Exercise description -> Each entry below should be retyped exactly, with nothing omitted.

Saved data entries ->
—————

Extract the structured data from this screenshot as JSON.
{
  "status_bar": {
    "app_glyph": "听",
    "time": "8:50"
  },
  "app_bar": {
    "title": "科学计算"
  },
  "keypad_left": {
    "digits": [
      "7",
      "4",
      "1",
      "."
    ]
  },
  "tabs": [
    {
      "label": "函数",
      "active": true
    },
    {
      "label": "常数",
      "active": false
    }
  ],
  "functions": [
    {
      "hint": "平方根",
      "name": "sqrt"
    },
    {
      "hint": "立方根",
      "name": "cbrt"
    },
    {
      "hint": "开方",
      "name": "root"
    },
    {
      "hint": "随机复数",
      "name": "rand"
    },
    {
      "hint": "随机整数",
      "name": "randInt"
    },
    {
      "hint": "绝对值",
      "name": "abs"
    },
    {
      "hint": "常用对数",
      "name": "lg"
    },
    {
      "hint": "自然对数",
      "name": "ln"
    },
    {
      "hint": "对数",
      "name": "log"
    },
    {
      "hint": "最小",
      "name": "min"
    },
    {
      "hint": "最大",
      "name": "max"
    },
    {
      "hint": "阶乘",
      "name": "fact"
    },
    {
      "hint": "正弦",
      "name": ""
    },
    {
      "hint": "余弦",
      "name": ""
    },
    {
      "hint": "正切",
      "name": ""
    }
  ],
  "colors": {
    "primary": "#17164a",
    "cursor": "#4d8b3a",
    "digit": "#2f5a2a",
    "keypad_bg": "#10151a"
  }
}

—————

Answer to the problem ->
Extract the structured data from this screenshot as JSON.
{
  "status_bar": {
    "app_glyph": "听",
    "time": "8:50"
  },
  "app_bar": {
    "title": "科学计算"
  },
  "keypad_left": {
    "digits": [
      "7",
      "4",
      "1",
      "."
    ]
  },
  "tabs": [
    {
      "label": "函数",
      "active": true
    },
    {
      "label": "常数",
      "active": false
    }
  ],
  "functions": [
    {
      "hint": "平方根",
      "name": "sqrt"
    },
    {
      "hint": "立方根",
      "name": "cbrt"
    },
    {
      "hint": "开方",
      "name": "root"
    },
    {
      "hint": "随机复数",
      "name": "rand"
    },
    {
      "hint": "随机整数",
      "name": "randInt"
    },
    {
      "hint": "绝对值",
      "name": "abs"
    },
    {
      "hint": "常用对数",
      "name": "lg"
    },
    {
      "hint": "自然对数",
      "name": "ln"
    },
    {
      "hint": "对数",
      "name": "log"
    },
    {
      "hint": "最小",
      "name": "min"
    },
    {
      "hint": "最大",
      "name": "max"
    },
    {
      "hint": "阶乘",
      "name": "fact"
    },
    {
      "hint": "正弦",
      "name": ""
    },
    {
      "hint": "余弦",
      "name": ""
    },
    {
      "hint": "正切",
      "name": ""
    }
  ],
  "colors": {
    "primary": "#17164a",
    "cursor": "#4d8b3a",
    "digit": "#2f5a2a",
    "keypad_bg": "#10151a"
  }
}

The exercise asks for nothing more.